Addressing the sector's auditor shortage – guidance for housing associations

28 November 2022

There is a significant shortage of both external and internal auditors. It is now common that when housing associations tender for their audit work they receive no responses. We are also aware of at least four housing associations that reported their financial statements to the Regulator for Social Housing (RSH) after the official deadline of 30 September this year. They also had to send their accounts late to their lenders.

What we’re doing to address this issue

We have spoken to around 15 external auditors that have little, or no, housing association experience. Two of these auditors also audit Public Interest Entities.

In October, we held a training session for these auditors where the NHF, the RSH and Guy Flynn, Chair of the SORP Working Party, explored the relevant accounting framework and the key issues to consider when auditing housing associations.

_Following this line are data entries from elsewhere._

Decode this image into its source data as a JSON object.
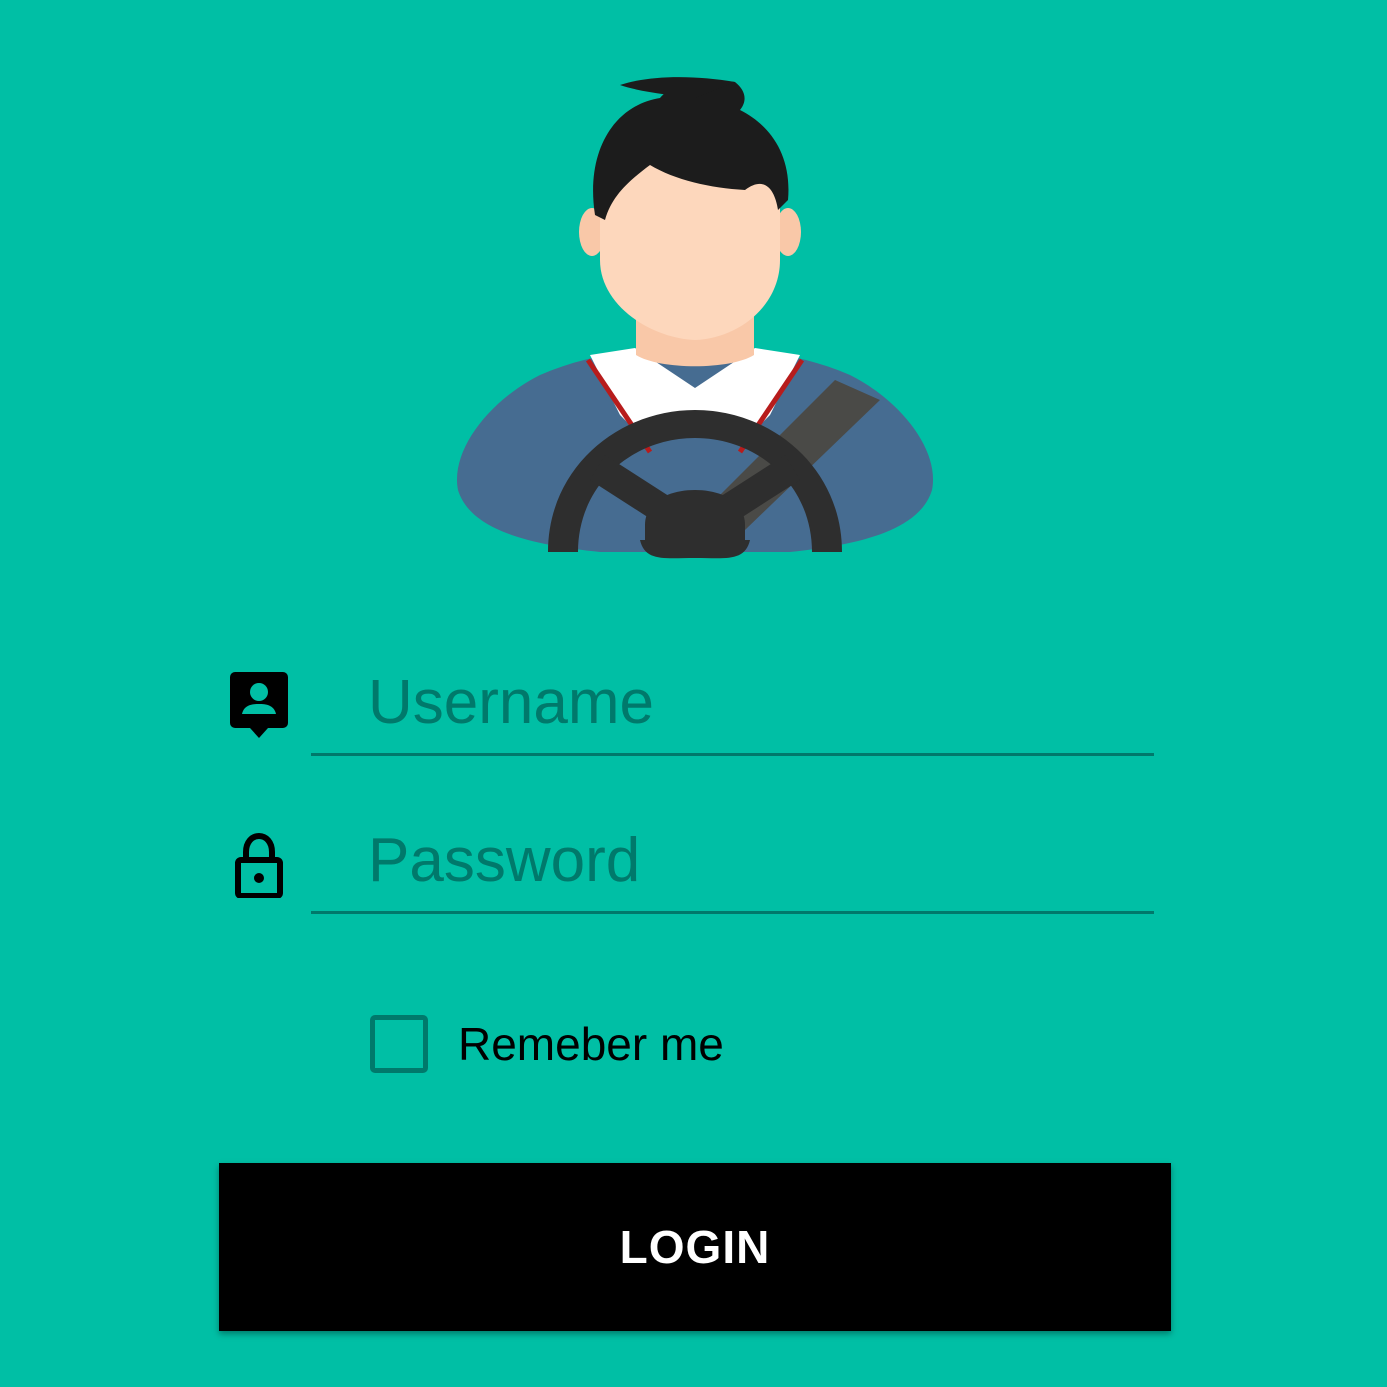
{
  "app": {
    "background_color": "#00bfa5",
    "accent_color": "#00796b"
  },
  "avatar": {
    "icon": "driver-avatar"
  },
  "username": {
    "icon": "account-box-icon",
    "placeholder": "Username",
    "value": ""
  },
  "password": {
    "icon": "lock-icon",
    "placeholder": "Password",
    "value": ""
  },
  "remember": {
    "label": "Remeber me",
    "checked": false
  },
  "login": {
    "label": "LOGIN"
  }
}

Auditing firms will be attending our Housing Finance Conference next March (we are expecting more to confirm over the coming weeks) where we will be holding a speed networking session on day one of the event, to enable housing associations to discuss their businesses and their requirements with these firms. The presenting firms will then attend for the remainder of the conference.

What can housing associations do?

To help us resolve this issue, housing associations need to take action. If the following advice is followed, we should start to see an increase in firms making submissions for audit tenders.

1. Run auditor procurement in the finance team

It is usually the case that when a procurement team leads on the recruitment for a new auditor they will run this process through a procurement framework. These are typically very restrictive. For example, it can be three years until a new firm can apply to join an existing framework and then there is no guarantee that they will be given permission to join. To avoid this scenario, we recommend that the finance team runs the process for recruiting new auditors.

2. Engage with firms early

Auditors plan their resources for external audits months, and often years, in advance. We also therefore recommend engaging with auditors at least one year before you decide to tender for your external audit. Contact all the firms on our list of external (and internal) auditors.

3. Use our external audit tender template and send it to all of the auditors on our list

Our external audit tender template removes the common barriers to entry for auditors, such as asking for experience of auditing two or more similar type and sized organisations.

Who to speak to

Adam Gravely, Finance Policy Officer